(DATA PROVIDED begins)

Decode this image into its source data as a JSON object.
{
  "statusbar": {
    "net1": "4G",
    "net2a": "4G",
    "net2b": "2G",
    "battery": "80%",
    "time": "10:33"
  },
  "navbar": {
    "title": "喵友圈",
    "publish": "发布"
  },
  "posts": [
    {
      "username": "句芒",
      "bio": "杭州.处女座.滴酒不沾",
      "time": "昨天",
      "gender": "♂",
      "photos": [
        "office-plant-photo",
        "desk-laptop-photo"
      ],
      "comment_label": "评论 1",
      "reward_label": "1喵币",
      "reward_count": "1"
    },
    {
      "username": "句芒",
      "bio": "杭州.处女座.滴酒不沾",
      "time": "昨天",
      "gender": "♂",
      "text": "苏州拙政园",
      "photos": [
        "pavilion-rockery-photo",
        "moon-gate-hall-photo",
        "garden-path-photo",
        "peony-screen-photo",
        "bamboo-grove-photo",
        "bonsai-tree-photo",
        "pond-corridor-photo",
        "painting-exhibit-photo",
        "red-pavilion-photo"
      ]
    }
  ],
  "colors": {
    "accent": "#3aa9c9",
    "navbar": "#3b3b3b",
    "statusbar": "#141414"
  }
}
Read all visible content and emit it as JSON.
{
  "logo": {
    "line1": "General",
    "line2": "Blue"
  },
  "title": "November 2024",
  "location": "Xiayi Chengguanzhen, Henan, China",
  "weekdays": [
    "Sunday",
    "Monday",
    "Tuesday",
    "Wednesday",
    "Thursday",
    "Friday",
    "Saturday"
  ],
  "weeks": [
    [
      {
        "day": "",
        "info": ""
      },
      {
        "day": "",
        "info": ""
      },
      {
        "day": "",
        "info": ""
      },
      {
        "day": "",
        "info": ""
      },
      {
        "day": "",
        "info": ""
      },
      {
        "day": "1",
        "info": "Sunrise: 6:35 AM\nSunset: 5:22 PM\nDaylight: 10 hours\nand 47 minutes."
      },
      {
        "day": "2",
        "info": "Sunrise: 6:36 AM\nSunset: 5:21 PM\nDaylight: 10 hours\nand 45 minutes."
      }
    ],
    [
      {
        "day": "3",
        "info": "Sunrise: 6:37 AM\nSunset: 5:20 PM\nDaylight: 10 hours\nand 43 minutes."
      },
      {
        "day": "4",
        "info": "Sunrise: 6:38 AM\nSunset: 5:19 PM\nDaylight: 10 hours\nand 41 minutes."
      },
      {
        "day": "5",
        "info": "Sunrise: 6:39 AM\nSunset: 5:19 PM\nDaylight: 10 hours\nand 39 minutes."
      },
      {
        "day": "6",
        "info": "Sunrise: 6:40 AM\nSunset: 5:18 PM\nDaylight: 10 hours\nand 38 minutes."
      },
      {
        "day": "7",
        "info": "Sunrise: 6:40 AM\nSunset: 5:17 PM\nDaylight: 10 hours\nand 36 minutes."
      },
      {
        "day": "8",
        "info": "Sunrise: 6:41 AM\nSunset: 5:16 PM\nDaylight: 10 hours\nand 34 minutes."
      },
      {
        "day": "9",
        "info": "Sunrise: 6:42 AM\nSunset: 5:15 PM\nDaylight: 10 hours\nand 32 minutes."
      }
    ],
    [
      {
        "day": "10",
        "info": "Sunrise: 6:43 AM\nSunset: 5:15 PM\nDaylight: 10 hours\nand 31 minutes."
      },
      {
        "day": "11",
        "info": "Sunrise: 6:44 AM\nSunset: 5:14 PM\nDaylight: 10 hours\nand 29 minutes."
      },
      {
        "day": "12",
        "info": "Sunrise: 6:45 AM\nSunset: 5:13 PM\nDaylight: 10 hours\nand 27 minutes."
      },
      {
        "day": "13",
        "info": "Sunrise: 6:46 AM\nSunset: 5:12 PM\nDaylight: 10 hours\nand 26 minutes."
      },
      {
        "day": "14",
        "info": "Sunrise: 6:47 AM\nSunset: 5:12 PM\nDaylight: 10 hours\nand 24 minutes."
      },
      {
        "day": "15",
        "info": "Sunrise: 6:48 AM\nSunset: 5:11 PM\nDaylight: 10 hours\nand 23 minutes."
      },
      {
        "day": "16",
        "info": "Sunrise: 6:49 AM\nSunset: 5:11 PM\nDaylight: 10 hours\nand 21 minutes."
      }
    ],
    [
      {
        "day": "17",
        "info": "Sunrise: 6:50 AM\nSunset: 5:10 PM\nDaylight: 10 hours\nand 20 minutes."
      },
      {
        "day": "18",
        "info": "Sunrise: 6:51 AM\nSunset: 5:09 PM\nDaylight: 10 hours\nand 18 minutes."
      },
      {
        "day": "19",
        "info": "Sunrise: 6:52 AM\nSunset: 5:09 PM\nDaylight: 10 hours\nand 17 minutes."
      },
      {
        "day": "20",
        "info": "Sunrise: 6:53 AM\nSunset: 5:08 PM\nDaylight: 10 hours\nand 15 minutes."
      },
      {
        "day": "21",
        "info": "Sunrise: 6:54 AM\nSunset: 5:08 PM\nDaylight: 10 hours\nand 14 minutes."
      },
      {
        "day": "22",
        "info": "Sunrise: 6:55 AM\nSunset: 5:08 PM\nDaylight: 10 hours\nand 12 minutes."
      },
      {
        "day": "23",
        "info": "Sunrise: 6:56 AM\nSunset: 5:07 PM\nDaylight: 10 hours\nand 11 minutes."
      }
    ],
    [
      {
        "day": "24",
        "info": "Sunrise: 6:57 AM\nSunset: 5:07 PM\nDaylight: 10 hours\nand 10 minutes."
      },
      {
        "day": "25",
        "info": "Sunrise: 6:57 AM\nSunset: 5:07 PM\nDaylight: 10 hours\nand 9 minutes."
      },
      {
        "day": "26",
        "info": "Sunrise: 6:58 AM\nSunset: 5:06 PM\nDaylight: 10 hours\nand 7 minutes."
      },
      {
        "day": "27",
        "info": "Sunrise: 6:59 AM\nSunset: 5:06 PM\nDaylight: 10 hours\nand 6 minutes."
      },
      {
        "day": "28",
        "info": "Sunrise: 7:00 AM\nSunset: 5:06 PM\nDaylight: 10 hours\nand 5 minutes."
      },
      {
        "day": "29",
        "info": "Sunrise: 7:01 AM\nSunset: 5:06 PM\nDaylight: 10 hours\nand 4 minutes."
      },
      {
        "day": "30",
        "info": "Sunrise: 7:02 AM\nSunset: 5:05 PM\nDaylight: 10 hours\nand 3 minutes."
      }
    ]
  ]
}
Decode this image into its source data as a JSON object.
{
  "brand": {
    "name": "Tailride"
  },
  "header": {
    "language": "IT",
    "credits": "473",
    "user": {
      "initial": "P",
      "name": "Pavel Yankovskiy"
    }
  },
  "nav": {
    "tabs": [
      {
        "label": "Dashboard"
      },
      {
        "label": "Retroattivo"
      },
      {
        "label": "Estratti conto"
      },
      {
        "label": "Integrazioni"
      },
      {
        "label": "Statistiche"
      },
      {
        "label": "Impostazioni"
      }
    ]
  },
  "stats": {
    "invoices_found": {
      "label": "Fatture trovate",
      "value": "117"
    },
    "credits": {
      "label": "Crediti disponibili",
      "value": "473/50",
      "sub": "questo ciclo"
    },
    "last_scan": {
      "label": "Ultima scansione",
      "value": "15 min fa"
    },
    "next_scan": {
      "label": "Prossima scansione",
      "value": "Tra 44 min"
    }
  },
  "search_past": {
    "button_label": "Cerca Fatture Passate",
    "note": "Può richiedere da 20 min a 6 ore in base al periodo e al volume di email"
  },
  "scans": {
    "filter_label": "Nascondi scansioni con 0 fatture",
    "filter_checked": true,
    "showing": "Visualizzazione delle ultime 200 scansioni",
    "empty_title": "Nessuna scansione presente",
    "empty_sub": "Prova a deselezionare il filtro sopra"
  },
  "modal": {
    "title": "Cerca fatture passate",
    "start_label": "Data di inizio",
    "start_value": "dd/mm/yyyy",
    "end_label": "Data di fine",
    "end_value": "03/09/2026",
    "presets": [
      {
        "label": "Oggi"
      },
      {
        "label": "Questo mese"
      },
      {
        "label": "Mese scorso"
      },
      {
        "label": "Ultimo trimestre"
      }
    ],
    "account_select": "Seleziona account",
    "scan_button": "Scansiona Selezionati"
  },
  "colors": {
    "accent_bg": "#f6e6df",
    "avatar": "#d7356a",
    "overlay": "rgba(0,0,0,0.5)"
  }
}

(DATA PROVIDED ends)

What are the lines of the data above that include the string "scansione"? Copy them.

> **ANSWER**
      "label": "Ultima scansione",
      "label": "Prossima scansione",
    "empty_title": "Nessuna scansione presente",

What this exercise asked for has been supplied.